_Required work:_
Character for character, reproduce every entry below.

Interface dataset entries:
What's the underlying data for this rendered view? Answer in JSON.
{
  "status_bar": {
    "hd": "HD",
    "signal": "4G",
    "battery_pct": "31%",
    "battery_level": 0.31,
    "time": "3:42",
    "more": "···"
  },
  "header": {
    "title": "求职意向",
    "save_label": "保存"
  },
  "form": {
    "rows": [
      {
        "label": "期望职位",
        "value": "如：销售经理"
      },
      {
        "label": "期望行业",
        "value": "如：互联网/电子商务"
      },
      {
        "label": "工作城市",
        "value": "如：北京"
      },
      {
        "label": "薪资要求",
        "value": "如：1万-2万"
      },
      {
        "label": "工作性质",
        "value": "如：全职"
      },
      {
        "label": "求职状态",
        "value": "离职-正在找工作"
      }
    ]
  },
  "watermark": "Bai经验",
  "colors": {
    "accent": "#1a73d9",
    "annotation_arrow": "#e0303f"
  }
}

_Exercise answer:_
What's the underlying data for this rendered view? Answer in JSON.
{
  "status_bar": {
    "hd": "HD",
    "signal": "4G",
    "battery_pct": "31%",
    "battery_level": 0.31,
    "time": "3:42",
    "more": "···"
  },
  "header": {
    "title": "求职意向",
    "save_label": "保存"
  },
  "form": {
    "rows": [
      {
        "label": "期望职位",
        "value": "如：销售经理"
      },
      {
        "label": "期望行业",
        "value": "如：互联网/电子商务"
      },
      {
        "label": "工作城市",
        "value": "如：北京"
      },
      {
        "label": "薪资要求",
        "value": "如：1万-2万"
      },
      {
        "label": "工作性质",
        "value": "如：全职"
      },
      {
        "label": "求职状态",
        "value": "离职-正在找工作"
      }
    ]
  },
  "watermark": "Bai经验",
  "colors": {
    "accent": "#1a73d9",
    "annotation_arrow": "#e0303f"
  }
}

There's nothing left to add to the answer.